“How many of you ate today?” he said. “How many of you think you’re going to eat tomorrow? That’s why you need accounting. Pretend you have 20 quarters in your pocket and you go through the drive-through of McDonalds and order a Big Mac. Say it costs $3.50. Do you have enough? Do you have enough to consume today and have some money left over for tomorrow?”
Associate professor Gabriel Reynolds, a faculty member in the Department of Theology, grounded his argument for theology on a letter he found earlier in his office.
“What if every single person is precious to God?” he said, citing the letter. “Wouldn’t it be cool if people discovered this God who cared so much that he cried for them? Wouldn’t it be hopeful having this knowledge?
“I’m going to pursue the study of the real light of the world.”
Before Vice President of Student Affairs Fr. Tom Doyle announced the winner, anthropology professor James McKenna ended the debate by advising students to pursue their passions and reminding them about the importance of approaching the problems and questions of civilization through a comprehensive approach.
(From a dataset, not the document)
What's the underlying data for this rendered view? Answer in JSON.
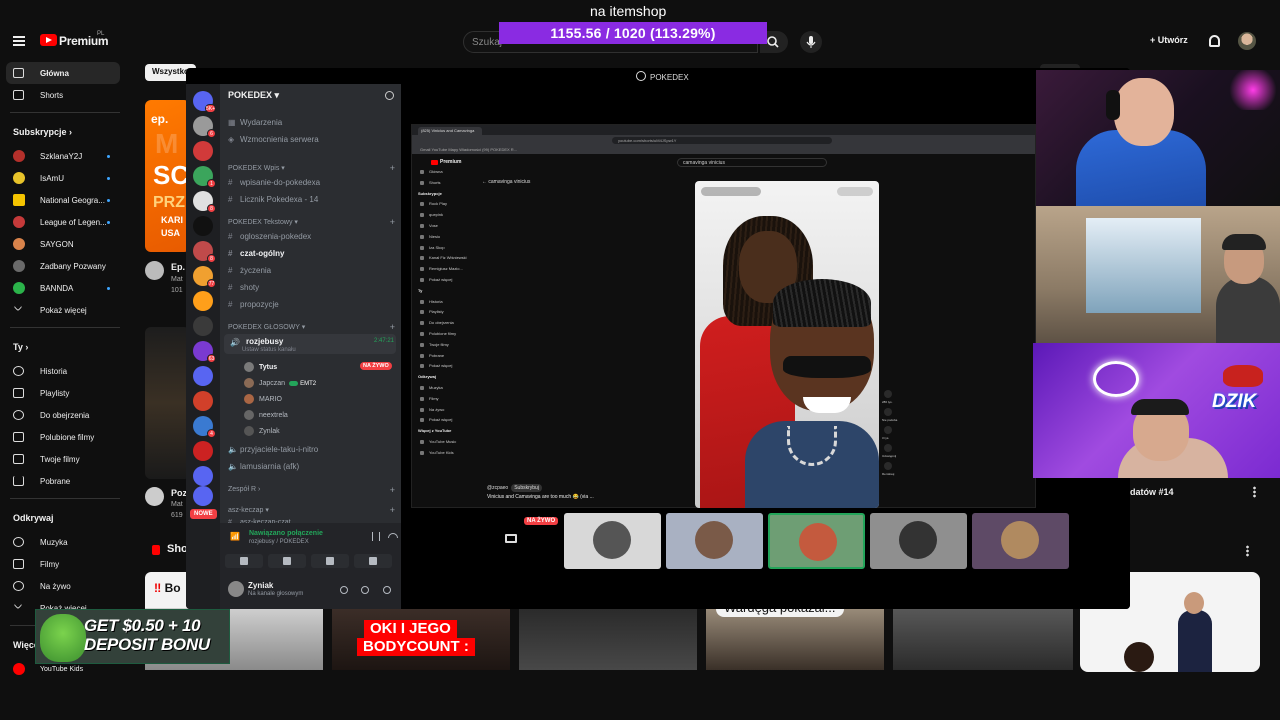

“The best science is an inclusive one, and moreover, they are all interdependent,” McKenna said. “You will make your greatest contributions to humans by finding out what you love.”
In the end, the student audience chose Reynolds as the winner of the debate.
In his victory speech, Reynolds said he couldn’t take all the credit.
“If you permit me to make a triumphal decree, I would simply like to thank the student who wrote the letter,” he said.